* [Task instructions]:
Within the records below, find each line with the word "JSON" and copy it out.

* [Data to use]:
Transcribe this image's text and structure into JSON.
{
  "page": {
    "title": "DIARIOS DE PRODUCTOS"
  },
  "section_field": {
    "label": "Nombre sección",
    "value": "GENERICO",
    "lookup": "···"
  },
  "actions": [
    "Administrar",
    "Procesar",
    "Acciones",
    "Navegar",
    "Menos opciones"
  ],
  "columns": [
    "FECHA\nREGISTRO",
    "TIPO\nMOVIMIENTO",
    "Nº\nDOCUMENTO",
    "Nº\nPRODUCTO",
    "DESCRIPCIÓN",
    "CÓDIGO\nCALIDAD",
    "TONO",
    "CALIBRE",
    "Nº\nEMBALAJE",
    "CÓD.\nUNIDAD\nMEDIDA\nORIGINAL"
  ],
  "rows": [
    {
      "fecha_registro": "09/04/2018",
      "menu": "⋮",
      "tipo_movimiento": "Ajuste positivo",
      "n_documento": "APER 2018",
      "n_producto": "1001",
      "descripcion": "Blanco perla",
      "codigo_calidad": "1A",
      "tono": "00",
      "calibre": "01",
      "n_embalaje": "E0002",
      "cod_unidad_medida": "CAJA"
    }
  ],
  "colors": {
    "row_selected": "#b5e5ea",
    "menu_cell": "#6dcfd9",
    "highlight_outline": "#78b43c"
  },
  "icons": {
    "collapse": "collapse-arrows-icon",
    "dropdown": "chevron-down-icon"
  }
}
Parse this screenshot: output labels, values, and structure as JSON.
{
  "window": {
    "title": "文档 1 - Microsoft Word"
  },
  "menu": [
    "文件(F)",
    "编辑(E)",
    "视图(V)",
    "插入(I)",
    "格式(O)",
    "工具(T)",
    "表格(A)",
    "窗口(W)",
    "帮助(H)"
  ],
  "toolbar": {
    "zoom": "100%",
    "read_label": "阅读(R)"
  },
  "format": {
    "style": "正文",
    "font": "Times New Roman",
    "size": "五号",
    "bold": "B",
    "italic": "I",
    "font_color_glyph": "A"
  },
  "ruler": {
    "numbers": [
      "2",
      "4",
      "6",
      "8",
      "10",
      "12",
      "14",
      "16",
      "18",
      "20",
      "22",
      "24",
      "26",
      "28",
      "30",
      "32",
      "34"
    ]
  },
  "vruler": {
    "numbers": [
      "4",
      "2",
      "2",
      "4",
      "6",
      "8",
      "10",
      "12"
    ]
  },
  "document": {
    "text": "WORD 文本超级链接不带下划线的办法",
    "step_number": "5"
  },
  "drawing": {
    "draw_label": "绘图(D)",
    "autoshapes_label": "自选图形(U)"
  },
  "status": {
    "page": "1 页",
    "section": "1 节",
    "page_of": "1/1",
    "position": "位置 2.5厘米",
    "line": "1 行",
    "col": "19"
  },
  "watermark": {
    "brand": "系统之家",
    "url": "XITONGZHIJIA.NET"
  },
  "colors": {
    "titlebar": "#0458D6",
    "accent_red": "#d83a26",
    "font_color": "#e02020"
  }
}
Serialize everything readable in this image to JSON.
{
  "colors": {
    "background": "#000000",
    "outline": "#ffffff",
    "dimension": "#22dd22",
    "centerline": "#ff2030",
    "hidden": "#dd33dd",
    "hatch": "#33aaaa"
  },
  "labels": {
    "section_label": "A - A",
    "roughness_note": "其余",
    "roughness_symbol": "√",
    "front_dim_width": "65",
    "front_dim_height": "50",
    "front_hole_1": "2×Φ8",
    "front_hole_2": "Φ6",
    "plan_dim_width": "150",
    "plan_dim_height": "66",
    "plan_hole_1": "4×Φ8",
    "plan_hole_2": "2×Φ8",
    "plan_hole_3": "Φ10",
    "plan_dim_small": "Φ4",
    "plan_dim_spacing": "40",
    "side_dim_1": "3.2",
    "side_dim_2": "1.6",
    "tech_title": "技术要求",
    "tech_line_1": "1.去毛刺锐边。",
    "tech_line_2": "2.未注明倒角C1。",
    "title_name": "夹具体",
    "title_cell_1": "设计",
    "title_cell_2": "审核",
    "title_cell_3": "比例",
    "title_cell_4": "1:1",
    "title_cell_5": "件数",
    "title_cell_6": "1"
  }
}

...

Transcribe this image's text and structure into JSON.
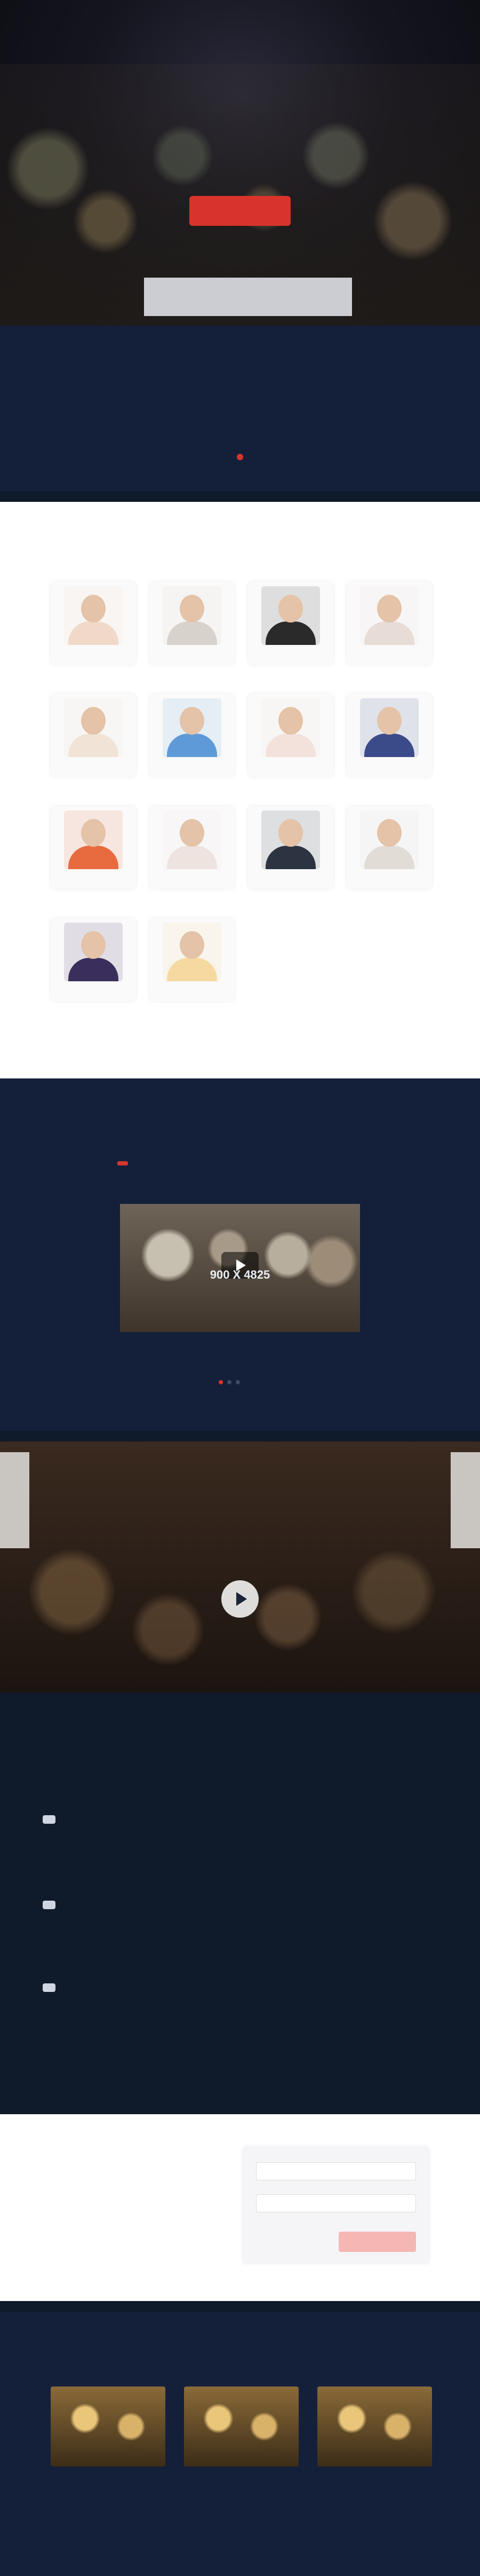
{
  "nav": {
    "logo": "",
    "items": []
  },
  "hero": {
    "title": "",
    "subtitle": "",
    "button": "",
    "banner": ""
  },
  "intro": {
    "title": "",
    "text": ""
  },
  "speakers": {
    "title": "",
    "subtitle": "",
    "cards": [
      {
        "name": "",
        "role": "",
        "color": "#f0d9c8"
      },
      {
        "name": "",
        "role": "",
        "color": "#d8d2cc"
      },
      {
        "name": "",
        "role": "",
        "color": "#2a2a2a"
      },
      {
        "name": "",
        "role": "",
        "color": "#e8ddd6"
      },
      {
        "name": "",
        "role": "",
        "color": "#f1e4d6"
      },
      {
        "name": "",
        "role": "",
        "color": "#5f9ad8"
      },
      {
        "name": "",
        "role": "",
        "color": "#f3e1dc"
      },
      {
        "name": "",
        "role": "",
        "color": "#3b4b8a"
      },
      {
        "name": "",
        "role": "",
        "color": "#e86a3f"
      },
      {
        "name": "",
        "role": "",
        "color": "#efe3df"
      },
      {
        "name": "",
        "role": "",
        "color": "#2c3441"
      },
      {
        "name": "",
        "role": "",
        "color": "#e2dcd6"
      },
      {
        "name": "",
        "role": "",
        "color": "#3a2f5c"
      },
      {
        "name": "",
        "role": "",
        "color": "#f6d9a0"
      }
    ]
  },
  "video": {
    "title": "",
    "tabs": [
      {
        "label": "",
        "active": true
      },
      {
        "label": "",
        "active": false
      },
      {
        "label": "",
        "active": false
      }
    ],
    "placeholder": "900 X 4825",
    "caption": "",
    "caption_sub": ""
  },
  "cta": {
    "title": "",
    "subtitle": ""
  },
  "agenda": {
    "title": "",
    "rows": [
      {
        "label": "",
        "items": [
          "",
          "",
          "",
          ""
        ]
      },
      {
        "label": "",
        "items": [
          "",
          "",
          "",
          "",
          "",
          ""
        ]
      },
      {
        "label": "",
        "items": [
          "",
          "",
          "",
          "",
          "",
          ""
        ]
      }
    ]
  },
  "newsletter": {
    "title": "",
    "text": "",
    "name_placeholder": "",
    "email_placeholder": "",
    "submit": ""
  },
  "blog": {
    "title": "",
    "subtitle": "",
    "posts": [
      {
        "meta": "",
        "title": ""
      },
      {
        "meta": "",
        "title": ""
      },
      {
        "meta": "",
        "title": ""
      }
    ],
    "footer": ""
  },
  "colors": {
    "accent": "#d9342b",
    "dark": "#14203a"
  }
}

* [Solved exercise]:
Transcribe this image's text and structure into JSON.
Parse this screenshot: output labels, values, and structure as JSON.
Serialize everything readable in this image to JSON.
Transcribe this image's text and structure into JSON.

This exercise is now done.